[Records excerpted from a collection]
^^^^

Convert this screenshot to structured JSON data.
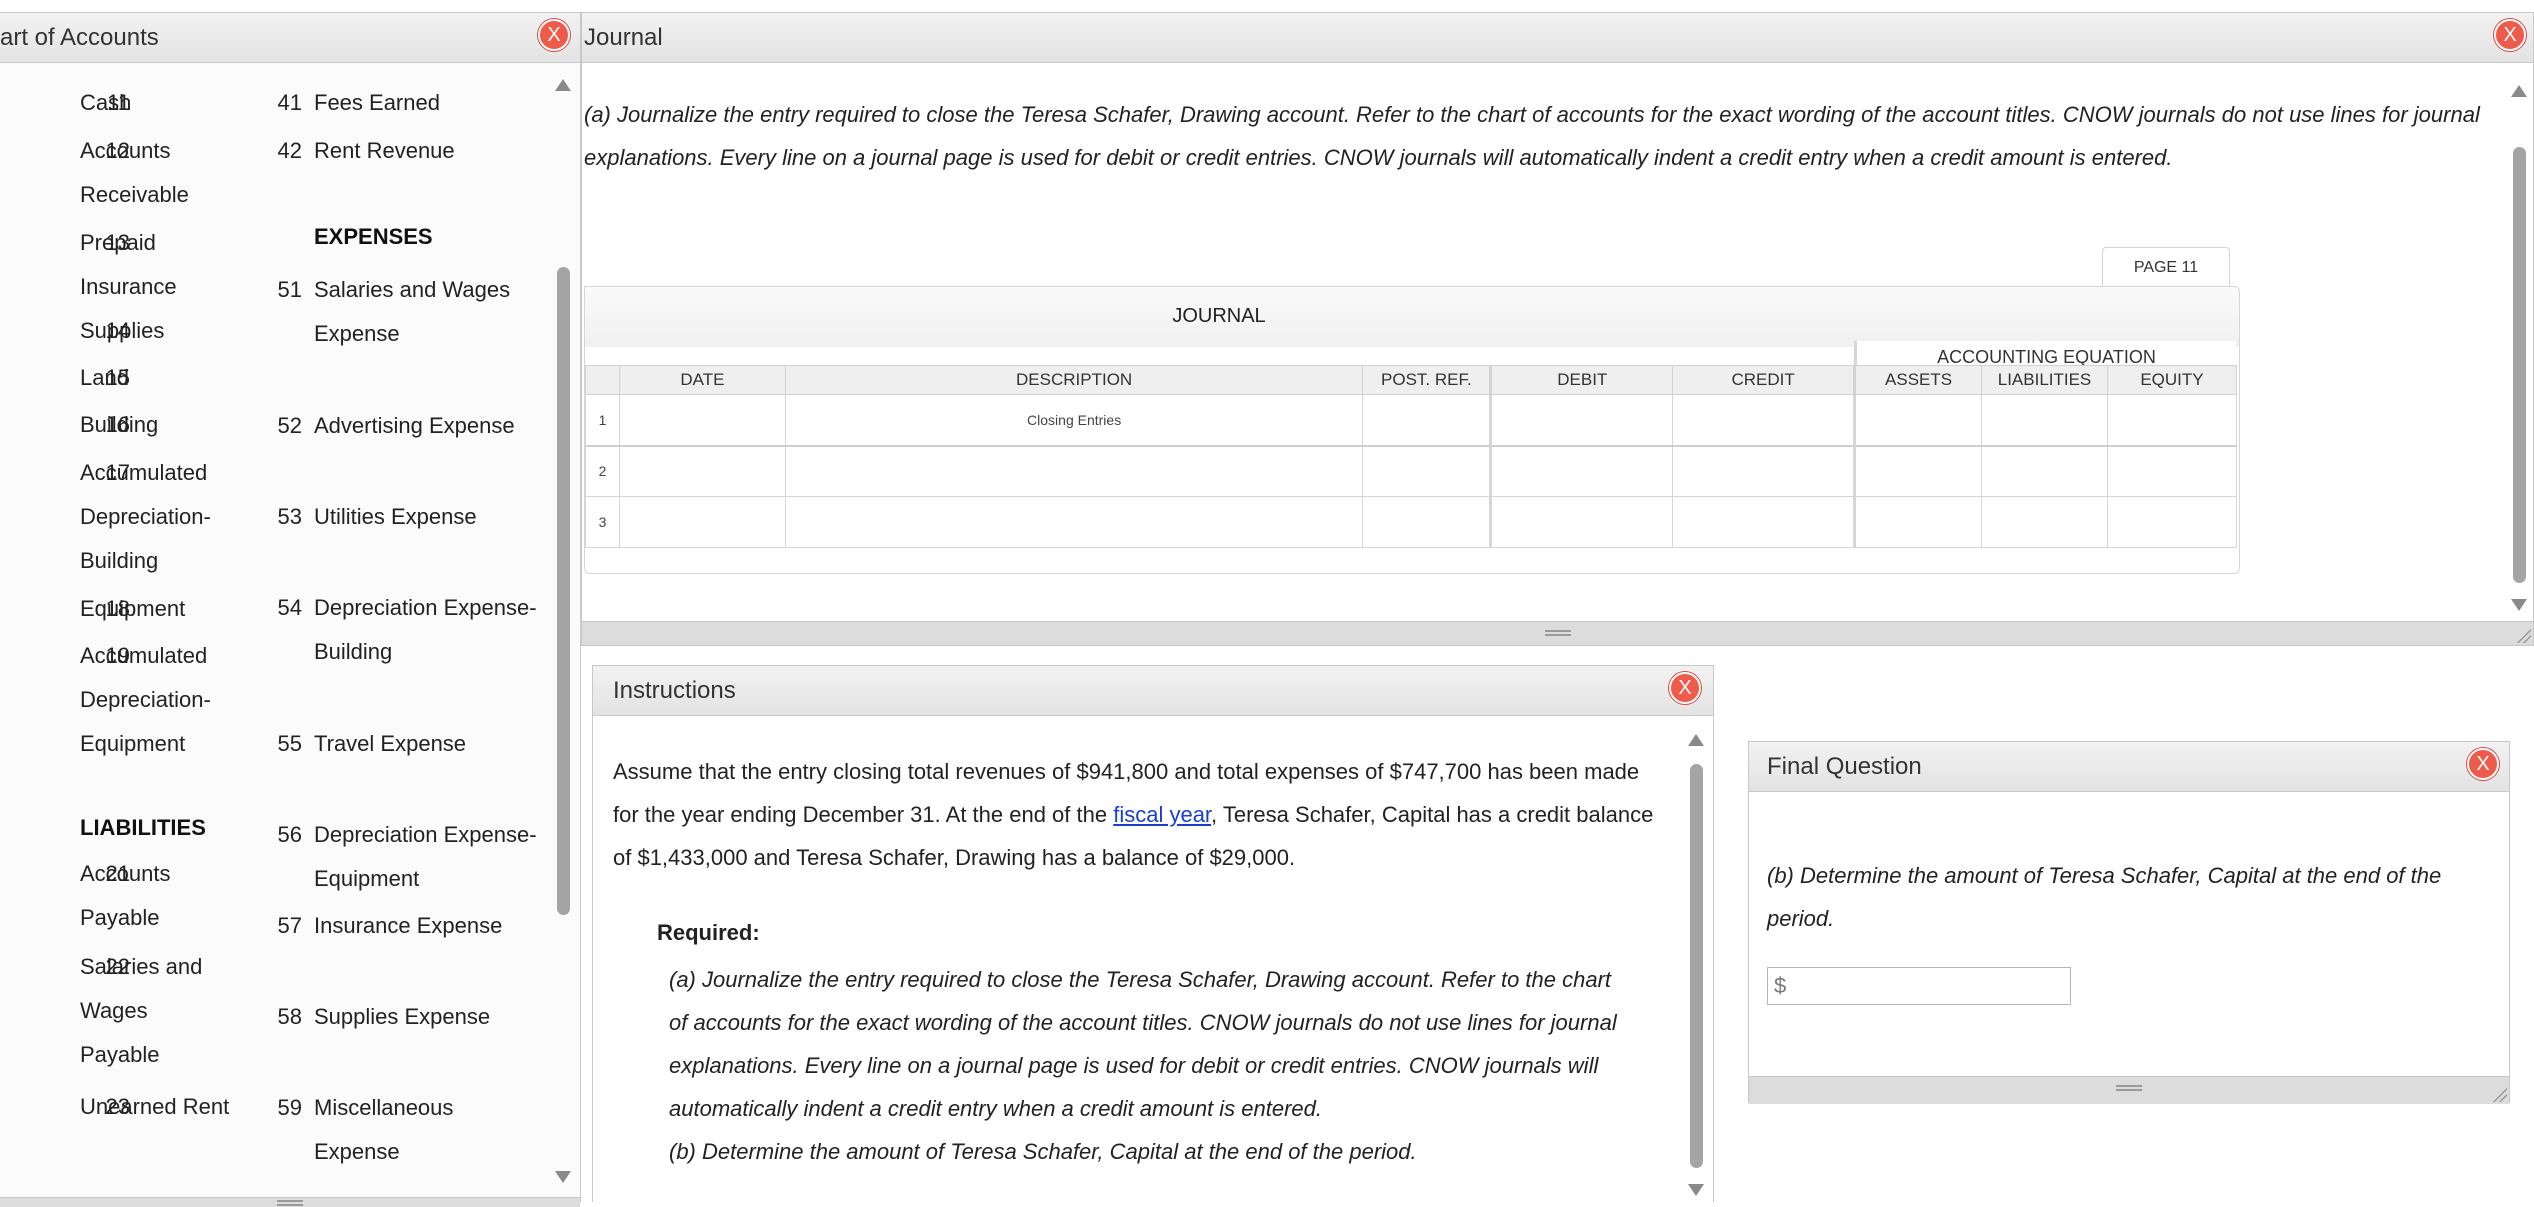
{
  "chart_of_accounts": {
    "title": "art of Accounts",
    "close_label": "X",
    "left_column": [
      {
        "num": "11",
        "label": "Cash"
      },
      {
        "num": "12",
        "label": "Accounts Receivable"
      },
      {
        "num": "13",
        "label": "Prepaid Insurance"
      },
      {
        "num": "14",
        "label": "Supplies"
      },
      {
        "num": "15",
        "label": "Land"
      },
      {
        "num": "16",
        "label": "Building"
      },
      {
        "num": "17",
        "label": "Accumulated Depreciation-Building"
      },
      {
        "num": "18",
        "label": "Equipment"
      },
      {
        "num": "19",
        "label": "Accumulated Depreciation-Equipment"
      },
      {
        "heading": "LIABILITIES"
      },
      {
        "num": "21",
        "label": "Accounts Payable"
      },
      {
        "num": "22",
        "label": "Salaries and Wages Payable"
      },
      {
        "num": "23",
        "label": "Unearned Rent"
      }
    ],
    "right_column": [
      {
        "num": "41",
        "label": "Fees Earned"
      },
      {
        "num": "42",
        "label": "Rent Revenue"
      },
      {
        "heading": "EXPENSES"
      },
      {
        "num": "51",
        "label": "Salaries and Wages Expense"
      },
      {
        "num": "52",
        "label": "Advertising Expense"
      },
      {
        "num": "53",
        "label": "Utilities Expense"
      },
      {
        "num": "54",
        "label": "Depreciation Expense-Building"
      },
      {
        "num": "55",
        "label": "Travel Expense"
      },
      {
        "num": "56",
        "label": "Depreciation Expense-Equipment"
      },
      {
        "num": "57",
        "label": "Insurance Expense"
      },
      {
        "num": "58",
        "label": "Supplies Expense"
      },
      {
        "num": "59",
        "label": "Miscellaneous Expense"
      }
    ]
  },
  "journal_panel": {
    "title": "Journal",
    "close_label": "X",
    "instruction": "(a) Journalize the entry required to close the Teresa Schafer, Drawing account. Refer to the chart of accounts for the exact wording of the account titles. CNOW journals do not use lines for journal explanations. Every line on a journal page is used for debit or credit entries. CNOW journals will automatically indent a credit entry when a credit amount is entered.",
    "page_tab": "PAGE 11",
    "journal_title": "JOURNAL",
    "accounting_equation_label": "ACCOUNTING EQUATION",
    "columns": [
      "DATE",
      "DESCRIPTION",
      "POST. REF.",
      "DEBIT",
      "CREDIT",
      "ASSETS",
      "LIABILITIES",
      "EQUITY"
    ],
    "rows": [
      {
        "num": "1",
        "description": "Closing Entries"
      },
      {
        "num": "2",
        "description": ""
      },
      {
        "num": "3",
        "description": ""
      }
    ]
  },
  "instructions_panel": {
    "title": "Instructions",
    "close_label": "X",
    "para_before_link": "Assume that the entry closing total revenues of $941,800 and total expenses of $747,700 has been made for the year ending December 31. At the end of the ",
    "link_text": "fiscal year",
    "para_after_link": ", Teresa Schafer, Capital has a credit balance of $1,433,000 and Teresa Schafer, Drawing has a balance of $29,000.",
    "required_label": "Required:",
    "req_a": "(a) Journalize the entry required to close the Teresa Schafer, Drawing account. Refer to the chart of accounts for the exact wording of the account titles. CNOW journals do not use lines for journal explanations. Every line on a journal page is used for debit or credit entries. CNOW journals will automatically indent a credit entry when a credit amount is entered.",
    "req_b": "(b) Determine the amount of Teresa Schafer, Capital at the end of the period."
  },
  "final_question": {
    "title": "Final Question",
    "close_label": "X",
    "question": "(b) Determine the amount of Teresa Schafer, Capital at the end of the period.",
    "currency_symbol": "$",
    "answer_value": ""
  }
}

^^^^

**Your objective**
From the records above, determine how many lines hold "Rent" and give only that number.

**Solved exercise**
2